Prompt
I need every line that includes the word "this" copied from the material.

· · · · ·

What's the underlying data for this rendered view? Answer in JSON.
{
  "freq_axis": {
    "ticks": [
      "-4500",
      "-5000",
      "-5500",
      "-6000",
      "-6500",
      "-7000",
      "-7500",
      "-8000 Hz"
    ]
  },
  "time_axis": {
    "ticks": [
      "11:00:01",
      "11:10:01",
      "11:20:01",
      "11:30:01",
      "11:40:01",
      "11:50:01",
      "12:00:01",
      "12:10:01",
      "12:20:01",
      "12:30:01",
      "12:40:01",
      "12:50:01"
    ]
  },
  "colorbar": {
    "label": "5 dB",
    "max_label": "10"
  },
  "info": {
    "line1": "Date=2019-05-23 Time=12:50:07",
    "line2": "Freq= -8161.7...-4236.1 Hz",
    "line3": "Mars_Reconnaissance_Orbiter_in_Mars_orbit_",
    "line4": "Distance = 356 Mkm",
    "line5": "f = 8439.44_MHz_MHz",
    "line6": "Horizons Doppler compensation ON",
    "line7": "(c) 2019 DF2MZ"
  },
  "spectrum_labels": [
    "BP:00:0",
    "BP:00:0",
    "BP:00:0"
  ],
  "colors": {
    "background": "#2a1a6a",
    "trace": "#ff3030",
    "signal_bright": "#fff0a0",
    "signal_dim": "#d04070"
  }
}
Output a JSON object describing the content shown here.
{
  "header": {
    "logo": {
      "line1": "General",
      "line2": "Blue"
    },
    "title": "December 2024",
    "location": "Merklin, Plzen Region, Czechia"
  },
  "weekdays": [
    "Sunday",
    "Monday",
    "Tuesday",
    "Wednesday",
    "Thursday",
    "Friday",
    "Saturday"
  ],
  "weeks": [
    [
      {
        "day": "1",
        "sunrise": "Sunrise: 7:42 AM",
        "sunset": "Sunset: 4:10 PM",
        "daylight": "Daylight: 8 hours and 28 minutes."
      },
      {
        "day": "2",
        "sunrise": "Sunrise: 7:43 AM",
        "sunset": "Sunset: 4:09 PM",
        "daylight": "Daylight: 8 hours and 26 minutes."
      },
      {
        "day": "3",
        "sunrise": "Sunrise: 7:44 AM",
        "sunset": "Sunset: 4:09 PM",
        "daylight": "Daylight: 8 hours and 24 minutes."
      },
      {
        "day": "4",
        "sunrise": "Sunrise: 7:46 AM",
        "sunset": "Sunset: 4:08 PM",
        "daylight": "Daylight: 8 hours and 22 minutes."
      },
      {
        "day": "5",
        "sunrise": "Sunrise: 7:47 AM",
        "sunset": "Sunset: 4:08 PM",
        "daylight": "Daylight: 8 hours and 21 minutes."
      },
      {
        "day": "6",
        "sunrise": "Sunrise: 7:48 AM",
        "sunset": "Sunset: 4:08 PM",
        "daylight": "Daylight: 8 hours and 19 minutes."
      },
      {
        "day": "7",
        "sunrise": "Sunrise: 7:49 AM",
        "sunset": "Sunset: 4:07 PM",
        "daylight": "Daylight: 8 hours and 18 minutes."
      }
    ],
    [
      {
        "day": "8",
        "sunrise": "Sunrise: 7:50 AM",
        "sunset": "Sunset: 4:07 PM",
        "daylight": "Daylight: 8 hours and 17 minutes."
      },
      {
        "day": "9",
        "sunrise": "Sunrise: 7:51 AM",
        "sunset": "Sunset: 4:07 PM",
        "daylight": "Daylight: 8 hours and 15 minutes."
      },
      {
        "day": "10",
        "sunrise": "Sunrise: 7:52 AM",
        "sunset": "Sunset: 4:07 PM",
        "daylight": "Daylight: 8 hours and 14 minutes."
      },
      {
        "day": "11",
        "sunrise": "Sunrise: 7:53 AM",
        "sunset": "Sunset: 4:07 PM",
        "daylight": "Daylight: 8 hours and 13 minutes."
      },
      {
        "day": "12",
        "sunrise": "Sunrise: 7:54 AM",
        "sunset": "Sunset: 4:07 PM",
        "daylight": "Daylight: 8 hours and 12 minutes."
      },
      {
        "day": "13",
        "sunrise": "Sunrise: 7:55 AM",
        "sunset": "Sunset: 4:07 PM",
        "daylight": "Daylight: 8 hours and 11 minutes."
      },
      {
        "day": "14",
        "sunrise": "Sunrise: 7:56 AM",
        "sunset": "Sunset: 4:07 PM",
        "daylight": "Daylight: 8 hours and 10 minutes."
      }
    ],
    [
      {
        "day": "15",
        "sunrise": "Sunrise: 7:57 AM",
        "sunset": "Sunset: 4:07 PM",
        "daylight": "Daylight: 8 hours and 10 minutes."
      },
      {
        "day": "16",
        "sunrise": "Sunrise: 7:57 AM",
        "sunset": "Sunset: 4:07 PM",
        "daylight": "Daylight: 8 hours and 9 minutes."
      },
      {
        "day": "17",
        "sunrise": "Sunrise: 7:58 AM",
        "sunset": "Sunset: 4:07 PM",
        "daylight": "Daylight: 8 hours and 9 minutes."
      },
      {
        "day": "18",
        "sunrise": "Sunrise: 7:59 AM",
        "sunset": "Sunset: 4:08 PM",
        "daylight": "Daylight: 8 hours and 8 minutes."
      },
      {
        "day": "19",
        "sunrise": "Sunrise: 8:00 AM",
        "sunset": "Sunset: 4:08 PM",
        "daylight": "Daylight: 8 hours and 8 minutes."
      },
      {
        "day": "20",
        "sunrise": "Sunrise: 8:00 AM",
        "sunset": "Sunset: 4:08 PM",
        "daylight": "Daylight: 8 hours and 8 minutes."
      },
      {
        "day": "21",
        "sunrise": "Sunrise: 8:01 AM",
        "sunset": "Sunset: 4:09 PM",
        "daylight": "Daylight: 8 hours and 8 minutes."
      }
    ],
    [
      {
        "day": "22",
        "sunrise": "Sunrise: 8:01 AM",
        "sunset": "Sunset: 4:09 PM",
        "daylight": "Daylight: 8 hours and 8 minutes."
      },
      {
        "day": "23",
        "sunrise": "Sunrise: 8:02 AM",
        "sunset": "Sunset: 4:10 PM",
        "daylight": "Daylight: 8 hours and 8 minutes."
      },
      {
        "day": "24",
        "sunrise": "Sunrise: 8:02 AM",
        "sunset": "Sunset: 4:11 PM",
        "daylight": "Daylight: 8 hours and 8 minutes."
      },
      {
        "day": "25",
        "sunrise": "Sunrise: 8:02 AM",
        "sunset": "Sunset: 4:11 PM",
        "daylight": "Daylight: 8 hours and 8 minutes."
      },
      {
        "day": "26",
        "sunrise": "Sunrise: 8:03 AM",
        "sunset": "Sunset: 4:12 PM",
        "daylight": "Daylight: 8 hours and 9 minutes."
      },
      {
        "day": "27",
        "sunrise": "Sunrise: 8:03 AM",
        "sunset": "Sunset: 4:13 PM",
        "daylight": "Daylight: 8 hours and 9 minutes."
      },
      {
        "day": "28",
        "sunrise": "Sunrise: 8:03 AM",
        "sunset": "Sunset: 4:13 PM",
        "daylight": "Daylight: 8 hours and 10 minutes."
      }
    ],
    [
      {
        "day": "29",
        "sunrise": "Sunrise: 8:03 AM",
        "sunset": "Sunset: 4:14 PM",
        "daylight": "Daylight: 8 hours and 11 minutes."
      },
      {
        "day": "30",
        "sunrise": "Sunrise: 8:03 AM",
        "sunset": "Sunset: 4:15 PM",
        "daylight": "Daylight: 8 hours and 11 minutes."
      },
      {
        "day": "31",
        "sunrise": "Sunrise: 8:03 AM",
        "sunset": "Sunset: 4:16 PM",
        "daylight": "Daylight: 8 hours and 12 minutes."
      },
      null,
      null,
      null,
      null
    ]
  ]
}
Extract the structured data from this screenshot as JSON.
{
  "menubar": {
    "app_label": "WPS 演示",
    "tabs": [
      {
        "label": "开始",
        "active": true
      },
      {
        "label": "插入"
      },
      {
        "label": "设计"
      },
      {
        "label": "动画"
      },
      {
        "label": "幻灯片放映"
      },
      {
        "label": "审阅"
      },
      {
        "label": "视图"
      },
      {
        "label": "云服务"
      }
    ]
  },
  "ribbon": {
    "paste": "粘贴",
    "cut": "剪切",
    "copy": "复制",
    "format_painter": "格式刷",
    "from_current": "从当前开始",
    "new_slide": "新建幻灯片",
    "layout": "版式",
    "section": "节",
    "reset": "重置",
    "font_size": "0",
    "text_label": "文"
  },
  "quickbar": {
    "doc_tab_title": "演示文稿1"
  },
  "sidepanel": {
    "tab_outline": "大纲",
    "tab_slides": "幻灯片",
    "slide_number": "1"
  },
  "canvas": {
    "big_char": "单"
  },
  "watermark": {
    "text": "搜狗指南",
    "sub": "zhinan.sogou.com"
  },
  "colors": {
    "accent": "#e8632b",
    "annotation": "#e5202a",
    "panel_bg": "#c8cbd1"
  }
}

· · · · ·

Task output
What's the underlying data for this rendered view? Answer in JSON.
Extract the structured data from this screenshot as JSON.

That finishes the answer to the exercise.